Other, less common treatments for skin cancer include chemotherapy, photodynamic therapy (light and drug therapy - not usually used in melanoma cases), biological therapy (drugs that work with the immune system), and radiation therapy (rarely used for skin cancer).
Avoiding excessive exposure to UV radiation reduces the risk of melanoma.
Despite warnings against overexposure to the sun, it remains important to get a little sun exposure as this enables our bodies to produce vitamin D.
The time it takes to produce sufficient vitamin D is less than the time it takes to get sunburnt, meaning that enjoying the sun safely can help us to maintain optimal vitamin D without dramatically increasing the risk of skin cancer.
Avoiding excessive exposure to ultraviolet radiation can reduce the risk of skin cancer. This can be achieved by:
- Avoiding sunburn.
- Wearing clothes that protect against the summer sun.
- Using sunscreen with a minimum sun protection factor (SPF) of 15, but preferably SPF 20-30, with 4- or 5-star UVA protection.
- Not spending longer in the sun because sunscreen is used.
- Liberally applying sunscreen about half an hour before going out, and applying it again after half an hour.
- Reapplication should then be every 2 hours to maintain adequate protection.
- Avoiding the highest sun intensity between 11 am and 3 pm by finding shade. People who work outdoors need to take particular care.
- Protecting children by trying to keep them in the shade, with clothing, and by applying SPF 50+ sunscreen.
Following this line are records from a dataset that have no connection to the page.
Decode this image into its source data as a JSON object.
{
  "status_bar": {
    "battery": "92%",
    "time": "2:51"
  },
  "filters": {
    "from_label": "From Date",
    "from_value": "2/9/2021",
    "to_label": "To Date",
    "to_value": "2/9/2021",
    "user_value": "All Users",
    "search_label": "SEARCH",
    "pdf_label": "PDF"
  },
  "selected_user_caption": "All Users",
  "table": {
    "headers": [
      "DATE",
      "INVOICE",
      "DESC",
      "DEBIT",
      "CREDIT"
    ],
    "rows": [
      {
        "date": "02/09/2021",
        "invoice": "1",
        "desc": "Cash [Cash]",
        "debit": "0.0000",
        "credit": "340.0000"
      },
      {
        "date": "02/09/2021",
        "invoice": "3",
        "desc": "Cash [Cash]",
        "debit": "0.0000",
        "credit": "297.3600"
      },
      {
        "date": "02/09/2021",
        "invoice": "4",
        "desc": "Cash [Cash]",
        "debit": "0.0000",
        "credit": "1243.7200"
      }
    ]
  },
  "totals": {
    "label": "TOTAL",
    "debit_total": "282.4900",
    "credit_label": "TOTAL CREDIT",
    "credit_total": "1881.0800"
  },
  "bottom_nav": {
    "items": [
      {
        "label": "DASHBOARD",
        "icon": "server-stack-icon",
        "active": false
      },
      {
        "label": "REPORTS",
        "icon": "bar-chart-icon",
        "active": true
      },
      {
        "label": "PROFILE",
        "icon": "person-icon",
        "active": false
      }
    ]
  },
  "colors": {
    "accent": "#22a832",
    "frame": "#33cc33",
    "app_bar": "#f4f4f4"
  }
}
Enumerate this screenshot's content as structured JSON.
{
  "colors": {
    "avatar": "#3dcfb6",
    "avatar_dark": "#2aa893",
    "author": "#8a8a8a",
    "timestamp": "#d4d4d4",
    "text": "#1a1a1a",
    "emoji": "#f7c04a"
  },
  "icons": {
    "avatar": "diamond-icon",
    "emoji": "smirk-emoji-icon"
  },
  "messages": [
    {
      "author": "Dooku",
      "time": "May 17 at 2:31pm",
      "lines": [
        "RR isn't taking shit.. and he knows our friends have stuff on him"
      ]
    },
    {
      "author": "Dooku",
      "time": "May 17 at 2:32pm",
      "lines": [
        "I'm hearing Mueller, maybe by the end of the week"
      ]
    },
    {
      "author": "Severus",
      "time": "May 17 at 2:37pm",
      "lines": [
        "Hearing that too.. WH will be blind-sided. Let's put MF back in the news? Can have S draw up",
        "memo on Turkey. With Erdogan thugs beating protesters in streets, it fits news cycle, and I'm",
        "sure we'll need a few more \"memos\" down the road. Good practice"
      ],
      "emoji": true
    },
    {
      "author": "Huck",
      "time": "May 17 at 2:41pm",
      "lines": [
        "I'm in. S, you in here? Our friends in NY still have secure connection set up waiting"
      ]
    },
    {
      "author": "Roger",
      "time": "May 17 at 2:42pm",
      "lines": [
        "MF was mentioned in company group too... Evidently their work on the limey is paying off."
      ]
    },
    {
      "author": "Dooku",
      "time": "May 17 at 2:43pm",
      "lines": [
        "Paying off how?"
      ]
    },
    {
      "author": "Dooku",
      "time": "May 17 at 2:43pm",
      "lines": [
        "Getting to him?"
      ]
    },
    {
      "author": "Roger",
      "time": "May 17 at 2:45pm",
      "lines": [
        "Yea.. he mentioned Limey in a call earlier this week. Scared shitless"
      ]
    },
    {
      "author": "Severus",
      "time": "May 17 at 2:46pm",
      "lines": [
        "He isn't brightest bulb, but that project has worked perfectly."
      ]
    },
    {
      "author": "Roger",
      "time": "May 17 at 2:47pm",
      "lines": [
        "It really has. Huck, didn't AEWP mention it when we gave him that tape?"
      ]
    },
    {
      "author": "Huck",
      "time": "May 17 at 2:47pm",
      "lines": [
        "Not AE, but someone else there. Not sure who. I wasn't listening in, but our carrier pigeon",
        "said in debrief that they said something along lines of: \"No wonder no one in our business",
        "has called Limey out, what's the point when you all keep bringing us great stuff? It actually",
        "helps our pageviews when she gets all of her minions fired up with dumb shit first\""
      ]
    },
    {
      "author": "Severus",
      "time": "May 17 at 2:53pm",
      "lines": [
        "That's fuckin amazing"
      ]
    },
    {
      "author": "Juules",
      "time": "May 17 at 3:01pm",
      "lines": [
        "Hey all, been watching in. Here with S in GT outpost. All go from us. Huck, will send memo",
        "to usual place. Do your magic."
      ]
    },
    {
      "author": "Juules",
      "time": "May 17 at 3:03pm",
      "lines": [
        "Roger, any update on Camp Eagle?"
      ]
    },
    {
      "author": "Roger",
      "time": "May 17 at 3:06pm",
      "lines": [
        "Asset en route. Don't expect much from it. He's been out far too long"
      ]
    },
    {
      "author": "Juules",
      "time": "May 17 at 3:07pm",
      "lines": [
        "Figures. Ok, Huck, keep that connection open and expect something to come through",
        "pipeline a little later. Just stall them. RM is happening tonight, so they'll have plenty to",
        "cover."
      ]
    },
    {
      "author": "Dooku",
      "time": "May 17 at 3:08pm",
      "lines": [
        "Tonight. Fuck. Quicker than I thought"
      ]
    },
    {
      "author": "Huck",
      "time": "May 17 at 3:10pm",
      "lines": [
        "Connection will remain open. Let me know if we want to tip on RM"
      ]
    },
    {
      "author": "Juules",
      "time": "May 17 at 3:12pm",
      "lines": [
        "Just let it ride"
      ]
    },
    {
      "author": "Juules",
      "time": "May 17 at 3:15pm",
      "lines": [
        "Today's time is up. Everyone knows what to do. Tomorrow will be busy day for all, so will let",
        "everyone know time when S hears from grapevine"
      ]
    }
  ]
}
- Keeping babies out of direct sunlight.
Doctors recommend that tanning booths, lamps, and sunbeds are not used.